§ **Problem details**
Copy out each line of the material below that holds the string "customer".
▼
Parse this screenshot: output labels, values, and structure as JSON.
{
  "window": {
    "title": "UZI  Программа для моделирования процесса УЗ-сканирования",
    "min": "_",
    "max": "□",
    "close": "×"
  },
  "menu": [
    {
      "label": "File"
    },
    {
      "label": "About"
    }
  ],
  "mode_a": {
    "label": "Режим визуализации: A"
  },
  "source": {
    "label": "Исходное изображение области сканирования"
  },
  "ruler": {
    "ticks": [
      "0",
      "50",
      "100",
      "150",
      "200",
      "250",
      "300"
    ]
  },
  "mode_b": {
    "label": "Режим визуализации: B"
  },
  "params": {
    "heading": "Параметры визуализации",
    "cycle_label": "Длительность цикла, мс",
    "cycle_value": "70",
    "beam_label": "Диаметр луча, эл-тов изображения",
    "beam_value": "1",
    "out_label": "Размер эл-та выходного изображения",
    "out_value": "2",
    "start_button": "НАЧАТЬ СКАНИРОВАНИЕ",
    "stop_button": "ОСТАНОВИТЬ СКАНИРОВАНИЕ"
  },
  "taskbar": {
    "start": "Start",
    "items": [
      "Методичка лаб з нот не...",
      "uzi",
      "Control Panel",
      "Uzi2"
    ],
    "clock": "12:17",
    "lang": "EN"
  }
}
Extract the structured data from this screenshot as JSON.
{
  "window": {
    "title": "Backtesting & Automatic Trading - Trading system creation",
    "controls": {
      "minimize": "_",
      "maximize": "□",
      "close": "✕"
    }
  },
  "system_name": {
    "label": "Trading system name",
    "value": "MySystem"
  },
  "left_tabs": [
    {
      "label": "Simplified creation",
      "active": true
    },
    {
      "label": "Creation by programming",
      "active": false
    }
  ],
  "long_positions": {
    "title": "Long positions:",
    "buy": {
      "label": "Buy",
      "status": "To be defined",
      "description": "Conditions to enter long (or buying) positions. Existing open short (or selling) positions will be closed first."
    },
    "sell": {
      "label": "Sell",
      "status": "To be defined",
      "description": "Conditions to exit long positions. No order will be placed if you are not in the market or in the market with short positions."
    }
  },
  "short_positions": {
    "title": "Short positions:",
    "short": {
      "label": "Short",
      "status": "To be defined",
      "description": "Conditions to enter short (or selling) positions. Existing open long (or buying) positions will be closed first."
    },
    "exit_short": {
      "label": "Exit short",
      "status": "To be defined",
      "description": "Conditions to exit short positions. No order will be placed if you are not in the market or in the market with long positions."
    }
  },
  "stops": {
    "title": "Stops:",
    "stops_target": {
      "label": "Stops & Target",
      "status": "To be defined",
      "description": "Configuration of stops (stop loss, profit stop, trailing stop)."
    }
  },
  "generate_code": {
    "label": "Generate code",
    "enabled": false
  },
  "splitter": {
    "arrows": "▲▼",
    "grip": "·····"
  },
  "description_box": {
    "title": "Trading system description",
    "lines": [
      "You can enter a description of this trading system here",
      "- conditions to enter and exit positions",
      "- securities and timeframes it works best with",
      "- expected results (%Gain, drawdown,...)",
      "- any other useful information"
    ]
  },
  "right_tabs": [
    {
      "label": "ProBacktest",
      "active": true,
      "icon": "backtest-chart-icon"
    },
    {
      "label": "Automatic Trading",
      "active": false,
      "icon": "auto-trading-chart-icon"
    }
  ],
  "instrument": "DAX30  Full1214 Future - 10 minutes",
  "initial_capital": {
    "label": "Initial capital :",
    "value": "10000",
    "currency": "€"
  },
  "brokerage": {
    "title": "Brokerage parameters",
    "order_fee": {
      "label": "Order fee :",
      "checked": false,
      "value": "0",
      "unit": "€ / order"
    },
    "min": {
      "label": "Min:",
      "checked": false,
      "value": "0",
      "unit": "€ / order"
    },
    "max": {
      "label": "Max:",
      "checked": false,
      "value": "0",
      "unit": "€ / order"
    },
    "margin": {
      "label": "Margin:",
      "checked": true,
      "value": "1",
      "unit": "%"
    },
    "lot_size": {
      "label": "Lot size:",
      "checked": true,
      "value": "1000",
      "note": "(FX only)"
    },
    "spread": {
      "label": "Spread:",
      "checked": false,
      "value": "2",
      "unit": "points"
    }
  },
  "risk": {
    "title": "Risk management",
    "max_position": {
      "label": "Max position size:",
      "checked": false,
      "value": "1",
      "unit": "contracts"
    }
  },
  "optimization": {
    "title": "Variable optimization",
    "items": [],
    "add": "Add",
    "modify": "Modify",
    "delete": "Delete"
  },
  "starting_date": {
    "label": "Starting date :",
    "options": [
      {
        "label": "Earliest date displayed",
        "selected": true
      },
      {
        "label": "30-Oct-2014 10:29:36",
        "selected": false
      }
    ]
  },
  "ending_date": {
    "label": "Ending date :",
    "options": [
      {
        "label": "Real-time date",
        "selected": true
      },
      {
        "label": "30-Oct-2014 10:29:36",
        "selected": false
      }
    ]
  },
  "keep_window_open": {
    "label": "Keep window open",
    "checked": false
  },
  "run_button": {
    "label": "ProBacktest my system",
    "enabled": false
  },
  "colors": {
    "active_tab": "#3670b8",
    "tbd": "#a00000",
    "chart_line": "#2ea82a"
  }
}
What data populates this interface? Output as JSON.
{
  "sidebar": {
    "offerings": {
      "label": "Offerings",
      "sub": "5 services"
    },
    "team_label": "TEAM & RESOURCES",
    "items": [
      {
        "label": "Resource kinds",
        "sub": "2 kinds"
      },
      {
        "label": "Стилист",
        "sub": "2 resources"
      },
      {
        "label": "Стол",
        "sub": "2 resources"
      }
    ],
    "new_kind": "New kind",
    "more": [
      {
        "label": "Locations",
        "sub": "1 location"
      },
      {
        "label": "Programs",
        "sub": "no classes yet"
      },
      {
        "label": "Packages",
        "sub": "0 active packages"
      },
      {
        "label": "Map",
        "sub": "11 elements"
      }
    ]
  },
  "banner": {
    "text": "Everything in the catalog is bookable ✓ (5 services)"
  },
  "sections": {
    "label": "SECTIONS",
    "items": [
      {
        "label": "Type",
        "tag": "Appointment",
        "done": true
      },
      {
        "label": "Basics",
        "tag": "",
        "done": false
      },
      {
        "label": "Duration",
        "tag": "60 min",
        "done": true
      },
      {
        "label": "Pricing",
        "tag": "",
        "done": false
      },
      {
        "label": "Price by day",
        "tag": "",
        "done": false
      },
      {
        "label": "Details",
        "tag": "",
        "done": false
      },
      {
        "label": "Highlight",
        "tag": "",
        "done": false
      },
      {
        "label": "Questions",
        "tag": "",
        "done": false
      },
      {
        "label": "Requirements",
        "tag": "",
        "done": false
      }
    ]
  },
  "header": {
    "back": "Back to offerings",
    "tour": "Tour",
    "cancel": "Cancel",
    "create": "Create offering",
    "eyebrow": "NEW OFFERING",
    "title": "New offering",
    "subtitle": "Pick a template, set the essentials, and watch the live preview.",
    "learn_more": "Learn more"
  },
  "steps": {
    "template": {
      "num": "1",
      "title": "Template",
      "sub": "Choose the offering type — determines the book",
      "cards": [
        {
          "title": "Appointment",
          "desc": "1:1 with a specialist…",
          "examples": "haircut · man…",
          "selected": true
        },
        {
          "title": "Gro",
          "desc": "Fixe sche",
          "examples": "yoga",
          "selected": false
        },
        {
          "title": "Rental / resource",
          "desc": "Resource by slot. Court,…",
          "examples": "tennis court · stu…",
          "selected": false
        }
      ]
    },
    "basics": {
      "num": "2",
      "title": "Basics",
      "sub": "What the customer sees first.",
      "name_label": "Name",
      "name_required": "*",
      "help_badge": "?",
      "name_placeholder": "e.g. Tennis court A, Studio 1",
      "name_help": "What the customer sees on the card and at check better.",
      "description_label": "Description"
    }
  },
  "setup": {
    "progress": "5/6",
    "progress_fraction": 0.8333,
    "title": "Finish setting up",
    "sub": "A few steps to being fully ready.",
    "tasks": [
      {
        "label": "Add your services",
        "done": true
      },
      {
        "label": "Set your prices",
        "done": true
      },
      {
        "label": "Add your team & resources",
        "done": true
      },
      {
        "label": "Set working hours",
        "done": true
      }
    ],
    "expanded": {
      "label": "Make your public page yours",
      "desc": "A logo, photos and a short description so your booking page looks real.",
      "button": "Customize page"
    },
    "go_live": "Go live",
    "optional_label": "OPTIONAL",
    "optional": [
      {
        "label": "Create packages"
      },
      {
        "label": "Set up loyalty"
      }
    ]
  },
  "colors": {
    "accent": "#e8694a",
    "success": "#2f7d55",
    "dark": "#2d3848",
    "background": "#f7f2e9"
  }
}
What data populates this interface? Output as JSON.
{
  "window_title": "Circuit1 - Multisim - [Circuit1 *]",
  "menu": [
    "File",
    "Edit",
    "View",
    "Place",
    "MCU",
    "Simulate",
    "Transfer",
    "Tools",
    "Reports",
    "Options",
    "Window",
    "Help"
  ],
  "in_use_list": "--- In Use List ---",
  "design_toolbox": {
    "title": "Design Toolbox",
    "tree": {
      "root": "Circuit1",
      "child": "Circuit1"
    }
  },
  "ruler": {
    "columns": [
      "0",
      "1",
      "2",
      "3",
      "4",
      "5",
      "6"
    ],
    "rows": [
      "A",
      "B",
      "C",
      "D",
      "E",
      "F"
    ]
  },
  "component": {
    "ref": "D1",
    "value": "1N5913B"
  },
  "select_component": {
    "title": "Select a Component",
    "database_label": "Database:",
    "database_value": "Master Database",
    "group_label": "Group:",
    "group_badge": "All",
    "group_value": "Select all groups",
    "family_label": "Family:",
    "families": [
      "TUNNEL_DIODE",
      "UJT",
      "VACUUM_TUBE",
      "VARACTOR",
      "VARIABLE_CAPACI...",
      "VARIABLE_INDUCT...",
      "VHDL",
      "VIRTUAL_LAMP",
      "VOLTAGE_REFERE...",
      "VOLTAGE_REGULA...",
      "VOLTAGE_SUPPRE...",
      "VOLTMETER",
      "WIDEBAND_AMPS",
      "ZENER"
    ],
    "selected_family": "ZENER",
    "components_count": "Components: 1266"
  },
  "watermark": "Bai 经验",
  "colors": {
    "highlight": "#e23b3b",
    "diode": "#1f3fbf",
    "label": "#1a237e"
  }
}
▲
§ **Finished exercise**
      "sub": "What the customer sees first.",
      "name_help": "What the customer sees on the card and at check better.",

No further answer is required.